Here at Children’s Hospital we are carefully monitoring the swine flu situation. If your child is displaying flu-like symptoms, the Public Health Department has advised that you remain at home and contact your pediatrician or primary care physician.

Please do NOT bring your child to the Emergency Department unless one of the following is true:
1.    Your child is under 1 year of age.
2.    Your child has a chronic illness (Ex: diabetes, cancer, asthma, heart disease)
3.    A temperature of >102.

…Continue reading →

Swine flu update

We are carefully monitoring the swine flu situation as it unfolds.

Currently there are no confirmed cases of swine flu in our hospitals or anywhere else in the state.
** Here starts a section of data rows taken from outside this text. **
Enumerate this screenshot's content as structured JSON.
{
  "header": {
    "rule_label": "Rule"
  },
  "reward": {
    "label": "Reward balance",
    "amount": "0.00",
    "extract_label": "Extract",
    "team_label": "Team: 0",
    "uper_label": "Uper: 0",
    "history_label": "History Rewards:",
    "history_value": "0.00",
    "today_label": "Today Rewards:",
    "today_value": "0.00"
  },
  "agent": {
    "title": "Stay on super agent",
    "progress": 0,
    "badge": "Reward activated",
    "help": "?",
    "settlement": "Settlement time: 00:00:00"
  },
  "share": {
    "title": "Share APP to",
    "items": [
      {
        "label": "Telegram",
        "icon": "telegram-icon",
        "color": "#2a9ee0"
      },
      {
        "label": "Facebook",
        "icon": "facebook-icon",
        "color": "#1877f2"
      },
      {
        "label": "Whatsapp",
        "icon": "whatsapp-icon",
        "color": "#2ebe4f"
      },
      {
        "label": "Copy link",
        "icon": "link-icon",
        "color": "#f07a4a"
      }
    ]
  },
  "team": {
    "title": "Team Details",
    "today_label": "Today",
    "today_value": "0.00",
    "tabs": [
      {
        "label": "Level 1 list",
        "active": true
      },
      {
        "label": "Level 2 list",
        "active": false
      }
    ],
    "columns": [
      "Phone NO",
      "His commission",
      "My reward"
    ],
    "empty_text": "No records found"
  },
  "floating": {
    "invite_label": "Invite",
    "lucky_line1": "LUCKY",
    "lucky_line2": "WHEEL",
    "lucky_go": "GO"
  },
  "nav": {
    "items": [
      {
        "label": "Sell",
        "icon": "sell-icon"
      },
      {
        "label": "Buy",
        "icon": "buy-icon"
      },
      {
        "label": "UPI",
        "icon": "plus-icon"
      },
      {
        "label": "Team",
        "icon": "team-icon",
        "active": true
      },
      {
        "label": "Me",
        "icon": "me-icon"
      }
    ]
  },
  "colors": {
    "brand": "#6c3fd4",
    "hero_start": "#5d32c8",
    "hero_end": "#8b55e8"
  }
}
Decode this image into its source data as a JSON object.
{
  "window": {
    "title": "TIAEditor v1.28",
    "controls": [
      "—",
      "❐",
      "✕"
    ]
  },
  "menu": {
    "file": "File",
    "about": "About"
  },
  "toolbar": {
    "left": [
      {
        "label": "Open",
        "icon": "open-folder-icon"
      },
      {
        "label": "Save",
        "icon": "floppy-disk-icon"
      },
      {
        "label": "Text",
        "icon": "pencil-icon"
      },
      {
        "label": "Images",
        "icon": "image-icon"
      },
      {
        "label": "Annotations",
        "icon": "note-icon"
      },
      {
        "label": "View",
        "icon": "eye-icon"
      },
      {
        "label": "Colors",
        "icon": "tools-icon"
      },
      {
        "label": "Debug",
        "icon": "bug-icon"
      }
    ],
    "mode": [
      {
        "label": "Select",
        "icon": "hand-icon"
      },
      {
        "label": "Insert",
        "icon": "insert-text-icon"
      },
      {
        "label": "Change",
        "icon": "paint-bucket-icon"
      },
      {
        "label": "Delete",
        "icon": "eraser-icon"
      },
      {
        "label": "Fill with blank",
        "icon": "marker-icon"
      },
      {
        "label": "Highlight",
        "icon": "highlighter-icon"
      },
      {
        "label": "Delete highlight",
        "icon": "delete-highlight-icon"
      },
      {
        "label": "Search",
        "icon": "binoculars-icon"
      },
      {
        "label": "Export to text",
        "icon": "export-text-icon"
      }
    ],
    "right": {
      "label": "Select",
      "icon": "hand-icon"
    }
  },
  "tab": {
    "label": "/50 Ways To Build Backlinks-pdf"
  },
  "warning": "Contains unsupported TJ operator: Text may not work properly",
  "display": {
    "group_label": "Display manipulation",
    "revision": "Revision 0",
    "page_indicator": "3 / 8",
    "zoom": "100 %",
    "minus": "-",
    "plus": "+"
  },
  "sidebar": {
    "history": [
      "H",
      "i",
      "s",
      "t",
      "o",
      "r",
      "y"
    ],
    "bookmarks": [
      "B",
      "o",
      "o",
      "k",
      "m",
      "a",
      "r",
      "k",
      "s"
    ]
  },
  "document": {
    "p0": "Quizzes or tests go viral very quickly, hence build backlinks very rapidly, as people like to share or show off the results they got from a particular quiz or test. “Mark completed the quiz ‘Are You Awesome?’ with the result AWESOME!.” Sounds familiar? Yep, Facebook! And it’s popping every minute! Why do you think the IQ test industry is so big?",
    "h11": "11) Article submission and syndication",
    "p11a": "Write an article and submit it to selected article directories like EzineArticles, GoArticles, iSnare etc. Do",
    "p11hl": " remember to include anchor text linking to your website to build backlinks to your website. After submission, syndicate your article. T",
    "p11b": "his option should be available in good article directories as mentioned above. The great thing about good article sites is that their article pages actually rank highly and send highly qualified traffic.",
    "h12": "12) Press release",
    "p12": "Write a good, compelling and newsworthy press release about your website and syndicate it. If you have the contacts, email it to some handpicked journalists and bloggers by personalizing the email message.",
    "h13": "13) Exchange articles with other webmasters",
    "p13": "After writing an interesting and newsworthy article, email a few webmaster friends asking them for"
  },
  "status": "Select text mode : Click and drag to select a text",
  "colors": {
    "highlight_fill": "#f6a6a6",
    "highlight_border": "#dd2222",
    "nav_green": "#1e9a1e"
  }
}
However, experts predict that there may be some confirmed cases in Wisconsin in the near future. With that in mind, measures are in place to continue to provide the best and safest care for our patients and families while protecting our staff as well.

…Continue reading →